Collect the lines of the entries where "ECMV" shows up.

Data entries
--------

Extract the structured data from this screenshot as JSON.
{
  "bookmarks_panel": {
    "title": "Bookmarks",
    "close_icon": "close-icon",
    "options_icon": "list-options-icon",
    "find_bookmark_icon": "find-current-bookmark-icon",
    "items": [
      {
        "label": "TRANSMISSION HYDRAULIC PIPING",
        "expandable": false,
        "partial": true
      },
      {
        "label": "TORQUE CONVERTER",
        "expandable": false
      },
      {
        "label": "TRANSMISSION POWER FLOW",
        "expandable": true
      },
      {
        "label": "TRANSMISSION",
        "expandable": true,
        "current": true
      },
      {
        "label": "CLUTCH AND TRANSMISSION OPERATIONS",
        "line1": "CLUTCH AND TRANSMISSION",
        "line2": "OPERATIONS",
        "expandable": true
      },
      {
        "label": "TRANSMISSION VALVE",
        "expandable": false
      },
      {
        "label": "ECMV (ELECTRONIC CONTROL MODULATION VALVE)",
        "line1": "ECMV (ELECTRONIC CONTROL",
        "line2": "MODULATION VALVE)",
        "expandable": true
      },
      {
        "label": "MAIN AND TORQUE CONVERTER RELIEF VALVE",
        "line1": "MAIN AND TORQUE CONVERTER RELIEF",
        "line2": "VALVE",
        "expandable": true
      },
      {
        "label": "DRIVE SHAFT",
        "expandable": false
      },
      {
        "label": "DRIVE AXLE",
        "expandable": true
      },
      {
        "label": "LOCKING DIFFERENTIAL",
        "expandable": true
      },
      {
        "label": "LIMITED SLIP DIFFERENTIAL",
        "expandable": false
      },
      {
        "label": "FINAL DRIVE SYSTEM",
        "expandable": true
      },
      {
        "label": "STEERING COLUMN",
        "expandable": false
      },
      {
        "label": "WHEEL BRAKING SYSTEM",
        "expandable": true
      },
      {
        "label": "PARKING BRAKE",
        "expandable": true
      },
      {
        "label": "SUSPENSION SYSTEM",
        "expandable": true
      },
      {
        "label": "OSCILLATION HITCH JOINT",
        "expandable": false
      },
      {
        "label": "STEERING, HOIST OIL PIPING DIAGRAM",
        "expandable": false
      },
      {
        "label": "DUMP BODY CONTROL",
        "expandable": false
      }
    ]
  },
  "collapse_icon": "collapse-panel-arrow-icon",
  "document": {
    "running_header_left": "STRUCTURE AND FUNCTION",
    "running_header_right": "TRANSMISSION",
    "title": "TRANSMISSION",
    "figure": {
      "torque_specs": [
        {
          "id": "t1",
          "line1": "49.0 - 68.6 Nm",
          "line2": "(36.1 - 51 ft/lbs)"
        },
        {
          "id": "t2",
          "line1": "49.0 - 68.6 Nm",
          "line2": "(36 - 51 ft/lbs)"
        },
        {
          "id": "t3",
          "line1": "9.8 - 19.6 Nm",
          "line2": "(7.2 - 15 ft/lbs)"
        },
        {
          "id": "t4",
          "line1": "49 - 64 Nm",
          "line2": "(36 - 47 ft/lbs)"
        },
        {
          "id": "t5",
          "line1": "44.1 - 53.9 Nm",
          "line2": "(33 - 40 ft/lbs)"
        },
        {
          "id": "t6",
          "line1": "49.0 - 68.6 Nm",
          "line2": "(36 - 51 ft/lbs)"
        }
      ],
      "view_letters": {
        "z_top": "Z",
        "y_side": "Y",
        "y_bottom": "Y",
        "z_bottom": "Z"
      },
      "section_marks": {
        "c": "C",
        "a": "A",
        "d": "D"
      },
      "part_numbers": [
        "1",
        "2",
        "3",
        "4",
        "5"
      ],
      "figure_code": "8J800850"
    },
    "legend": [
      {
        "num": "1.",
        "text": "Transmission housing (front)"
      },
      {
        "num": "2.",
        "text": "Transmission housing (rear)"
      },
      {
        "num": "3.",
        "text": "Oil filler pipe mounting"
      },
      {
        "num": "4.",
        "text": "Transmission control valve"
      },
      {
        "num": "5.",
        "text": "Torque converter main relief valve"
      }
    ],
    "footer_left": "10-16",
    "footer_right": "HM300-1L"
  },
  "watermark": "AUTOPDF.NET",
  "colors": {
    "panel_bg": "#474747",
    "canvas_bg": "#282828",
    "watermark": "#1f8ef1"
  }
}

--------

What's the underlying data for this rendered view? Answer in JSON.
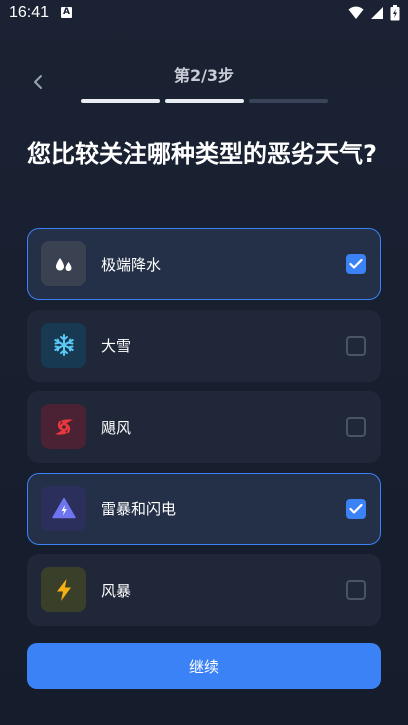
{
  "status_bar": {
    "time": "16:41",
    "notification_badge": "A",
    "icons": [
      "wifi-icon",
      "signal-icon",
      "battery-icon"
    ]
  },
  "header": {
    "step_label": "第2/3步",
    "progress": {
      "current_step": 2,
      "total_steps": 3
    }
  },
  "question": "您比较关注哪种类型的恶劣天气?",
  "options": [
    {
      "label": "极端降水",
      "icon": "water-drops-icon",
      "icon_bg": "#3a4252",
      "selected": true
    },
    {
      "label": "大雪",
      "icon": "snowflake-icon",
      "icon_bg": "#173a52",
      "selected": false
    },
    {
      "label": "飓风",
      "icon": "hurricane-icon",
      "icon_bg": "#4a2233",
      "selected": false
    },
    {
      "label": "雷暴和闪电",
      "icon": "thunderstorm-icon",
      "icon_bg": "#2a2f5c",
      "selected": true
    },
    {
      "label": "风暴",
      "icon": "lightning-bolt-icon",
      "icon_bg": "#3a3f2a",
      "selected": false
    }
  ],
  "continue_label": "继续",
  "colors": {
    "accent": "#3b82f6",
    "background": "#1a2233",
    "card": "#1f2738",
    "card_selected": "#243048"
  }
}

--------

**Solved problem**
        "label": "ECMV (ELECTRONIC CONTROL MODULATION VALVE)",
        "line1": "ECMV (ELECTRONIC CONTROL",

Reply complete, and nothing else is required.